CORIN Okay, so maybe you're up to 10%.
WINSTON Well if we are, I think the public are entitled to know, if these polls that we are paying for, because this is TV One, if these polls are being commissioned by taxpayers' money, why not the best poll possible.
CORIN These polls are being run by excellent pollsters and I'm not going to have a debate about our polls right now on TV.
WINSTON They're dribble actually.
CORIN No they're not dribble, they're very good polls.
WINSTON Okay, how can you have a 10% spread between leading pollsters and not meet to see what's wrong? They're not responsible.
CORIN I'll give you that. Let me go with our theory. Say you are at 10%, but that’s all the more reason why we want to know now, because your role in the next election has got even bigger, and therefore done we need – there is more pressure on you now to be more explicit about your position, and whether or not you would be prepared to be a Minister.
WINSTON Look with the greatest respect New Zealand First makes countless speeches in the biggest meetings around this country. You all know that, you don’t turn up. Now you want me to be explicit what we stand for. Read the darn things, read the manifesto.
CORIN But I know you want to be on the cross benches.
WINSTON Tell the people out there what they need to know and not turn it into a two horse race…
CORIN You have said you will sit on the cross benches.
WINSTON I said of all the options we have, that is one we also have.
CORIN What I want to know is if you sit on the cross benches which presumably you support issue by issue a future government, not necessarily in a coalition formal arrangement, could you also be a Minister?

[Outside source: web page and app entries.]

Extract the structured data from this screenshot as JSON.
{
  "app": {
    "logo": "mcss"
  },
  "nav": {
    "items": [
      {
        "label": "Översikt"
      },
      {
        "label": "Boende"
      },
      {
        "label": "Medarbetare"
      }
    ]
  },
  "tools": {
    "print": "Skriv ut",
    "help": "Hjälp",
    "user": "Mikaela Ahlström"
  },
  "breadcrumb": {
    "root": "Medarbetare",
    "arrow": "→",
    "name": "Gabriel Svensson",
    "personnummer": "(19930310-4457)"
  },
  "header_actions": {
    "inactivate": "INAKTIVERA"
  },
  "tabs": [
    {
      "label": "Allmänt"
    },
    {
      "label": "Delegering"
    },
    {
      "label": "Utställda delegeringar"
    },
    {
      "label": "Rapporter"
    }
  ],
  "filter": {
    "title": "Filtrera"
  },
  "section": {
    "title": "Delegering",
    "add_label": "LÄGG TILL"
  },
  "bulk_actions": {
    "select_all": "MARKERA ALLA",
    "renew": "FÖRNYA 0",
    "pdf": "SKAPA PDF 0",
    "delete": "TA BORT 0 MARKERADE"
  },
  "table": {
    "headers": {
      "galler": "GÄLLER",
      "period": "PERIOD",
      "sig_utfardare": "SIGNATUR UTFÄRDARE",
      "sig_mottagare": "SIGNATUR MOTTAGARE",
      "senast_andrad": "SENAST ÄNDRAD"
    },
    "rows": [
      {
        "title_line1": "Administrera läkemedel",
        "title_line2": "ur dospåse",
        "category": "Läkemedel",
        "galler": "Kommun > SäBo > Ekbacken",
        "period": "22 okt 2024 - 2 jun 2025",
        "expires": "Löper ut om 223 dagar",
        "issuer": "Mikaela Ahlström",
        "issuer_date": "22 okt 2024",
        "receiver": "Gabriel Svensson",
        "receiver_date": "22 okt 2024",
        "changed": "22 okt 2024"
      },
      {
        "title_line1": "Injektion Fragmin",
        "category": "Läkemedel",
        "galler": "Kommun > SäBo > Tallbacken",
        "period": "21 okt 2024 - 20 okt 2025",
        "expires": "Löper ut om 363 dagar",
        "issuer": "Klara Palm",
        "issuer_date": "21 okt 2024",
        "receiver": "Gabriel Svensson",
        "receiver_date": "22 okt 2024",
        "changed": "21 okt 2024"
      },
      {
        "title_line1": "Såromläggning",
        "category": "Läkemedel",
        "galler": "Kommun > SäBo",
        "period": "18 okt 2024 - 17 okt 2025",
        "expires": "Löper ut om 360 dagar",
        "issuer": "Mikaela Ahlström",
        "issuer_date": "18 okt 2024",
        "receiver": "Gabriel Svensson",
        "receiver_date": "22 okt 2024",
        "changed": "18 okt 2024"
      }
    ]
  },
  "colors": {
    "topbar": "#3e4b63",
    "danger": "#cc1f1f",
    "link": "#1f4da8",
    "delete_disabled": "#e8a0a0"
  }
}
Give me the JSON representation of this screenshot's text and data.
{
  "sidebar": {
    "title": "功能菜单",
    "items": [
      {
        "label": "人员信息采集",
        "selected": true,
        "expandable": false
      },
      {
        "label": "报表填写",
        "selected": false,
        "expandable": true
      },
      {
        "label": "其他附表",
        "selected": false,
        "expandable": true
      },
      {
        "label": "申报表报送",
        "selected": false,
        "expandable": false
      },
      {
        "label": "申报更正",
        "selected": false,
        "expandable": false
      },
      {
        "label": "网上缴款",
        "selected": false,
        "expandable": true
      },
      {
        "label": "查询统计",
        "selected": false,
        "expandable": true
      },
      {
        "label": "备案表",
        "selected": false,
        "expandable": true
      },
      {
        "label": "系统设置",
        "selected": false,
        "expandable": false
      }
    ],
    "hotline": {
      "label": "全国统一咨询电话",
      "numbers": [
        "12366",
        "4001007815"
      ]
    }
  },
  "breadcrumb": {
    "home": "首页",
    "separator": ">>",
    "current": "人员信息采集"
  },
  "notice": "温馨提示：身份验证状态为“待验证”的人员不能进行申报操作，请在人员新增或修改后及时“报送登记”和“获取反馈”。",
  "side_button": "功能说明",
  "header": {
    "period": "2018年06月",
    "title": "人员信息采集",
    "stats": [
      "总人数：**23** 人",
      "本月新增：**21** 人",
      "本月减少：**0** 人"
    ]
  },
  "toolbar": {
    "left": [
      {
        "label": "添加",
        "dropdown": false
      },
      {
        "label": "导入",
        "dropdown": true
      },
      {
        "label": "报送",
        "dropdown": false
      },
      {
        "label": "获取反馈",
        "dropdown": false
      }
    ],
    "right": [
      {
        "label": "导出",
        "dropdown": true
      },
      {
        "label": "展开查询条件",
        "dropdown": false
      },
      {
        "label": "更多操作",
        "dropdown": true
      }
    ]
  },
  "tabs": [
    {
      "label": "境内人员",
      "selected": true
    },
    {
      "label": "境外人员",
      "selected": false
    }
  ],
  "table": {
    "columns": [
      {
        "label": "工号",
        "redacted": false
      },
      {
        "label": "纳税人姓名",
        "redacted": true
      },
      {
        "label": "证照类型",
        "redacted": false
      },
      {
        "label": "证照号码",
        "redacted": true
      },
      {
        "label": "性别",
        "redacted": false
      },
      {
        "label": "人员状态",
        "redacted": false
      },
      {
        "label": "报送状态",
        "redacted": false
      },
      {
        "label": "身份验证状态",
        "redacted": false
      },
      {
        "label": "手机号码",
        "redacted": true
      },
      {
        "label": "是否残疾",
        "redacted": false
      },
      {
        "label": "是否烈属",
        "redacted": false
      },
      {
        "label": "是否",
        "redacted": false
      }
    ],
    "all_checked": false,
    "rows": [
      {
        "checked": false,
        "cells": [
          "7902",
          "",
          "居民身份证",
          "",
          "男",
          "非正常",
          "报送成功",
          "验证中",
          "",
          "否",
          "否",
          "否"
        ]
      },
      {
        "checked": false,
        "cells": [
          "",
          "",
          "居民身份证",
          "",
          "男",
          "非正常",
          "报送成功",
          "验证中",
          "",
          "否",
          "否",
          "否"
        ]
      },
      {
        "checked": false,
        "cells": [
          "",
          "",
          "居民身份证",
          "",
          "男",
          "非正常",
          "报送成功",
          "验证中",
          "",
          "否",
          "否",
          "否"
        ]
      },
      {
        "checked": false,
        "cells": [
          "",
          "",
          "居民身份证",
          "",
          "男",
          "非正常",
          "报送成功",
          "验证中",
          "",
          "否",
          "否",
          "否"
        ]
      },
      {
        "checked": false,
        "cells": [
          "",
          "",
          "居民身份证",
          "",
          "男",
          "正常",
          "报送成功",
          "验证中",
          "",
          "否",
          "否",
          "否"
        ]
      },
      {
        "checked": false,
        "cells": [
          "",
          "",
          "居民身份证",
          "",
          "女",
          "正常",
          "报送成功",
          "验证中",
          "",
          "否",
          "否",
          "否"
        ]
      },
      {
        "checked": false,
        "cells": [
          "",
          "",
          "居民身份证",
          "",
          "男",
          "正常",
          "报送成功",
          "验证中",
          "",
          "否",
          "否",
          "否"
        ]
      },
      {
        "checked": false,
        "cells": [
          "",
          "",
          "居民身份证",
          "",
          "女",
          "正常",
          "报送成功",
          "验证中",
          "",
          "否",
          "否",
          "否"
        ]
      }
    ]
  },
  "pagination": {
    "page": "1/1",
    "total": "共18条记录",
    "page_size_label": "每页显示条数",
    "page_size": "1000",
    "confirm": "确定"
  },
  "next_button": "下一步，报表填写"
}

WINSTON I don’t know why you'd make that assumption, that’s issue by issue. Who made that assumption? You could sit on the cross benches with a clear set of agreed positions that have already been decided on shortly after the election. There are all these alternatives. What New Zealand First objects to is being put into a pigeon hole over there which is not democracy, which is not politics and told that that’s what we should or should not be doing. We wish to see stable government. We wish to see sound government that lasts for not 34 months like it's happening now, but for 36 months as it should be happening. We wish to see sound economic and social programmes, and whatever gets us to do that in the national interests we will do.
CORIN Do you have a worry then about – you talk about stable government, is there a scenario that where there's too many parties where it starts to get unstable, where you couldn’t support that?
WINSTON Well the great thing about now is the decks are being cleared as we speak and there are parties that won’t survive this election. There’ll be fewer contenders in 2014.
CORIN Would you prefer though to have a smaller number of parties to support?
WINSTON Well it's always better to have a smaller marketplace as you know.
CORIN What about the Mana Party and Dotcom, I mean we've heard talk of an alliance. Could you, for example, support a government with Mana Party and Dotcom in alliance?
WINSTON Well I can't conceive of the Mana Party going with Dotcom, and if they do I can't conceive of them surviving.
CORIN Would you support them though? Would you be comfortable being in an arrangement though?
WINSTON Now look my party, New Zealand First is – I've given 21 years to this party. Why are you asking me to support them?
CORIN I'm not asking you to support them, I'm asking you whether you could support them if they were in a position where they were propping up presumably a Labour government?
WINSTON But they won’t be, I mean this is ridiculous. All these speculations that I'm hearing demonstrates enormous – not for me of course – but enormous naïveté and inexperience on the part of people. Where do they get off in the morning guessing that this might happen, that might happen? What's very clear in 2014, when the election's over one party will have the balance of political responsibility. That party's called New Zealand First. What we do we know we have great responsibility for, and that’s why we're not going to make off the cuff decisions without full discussion with the party.
CORIN Mr Peters thank you very much for your time.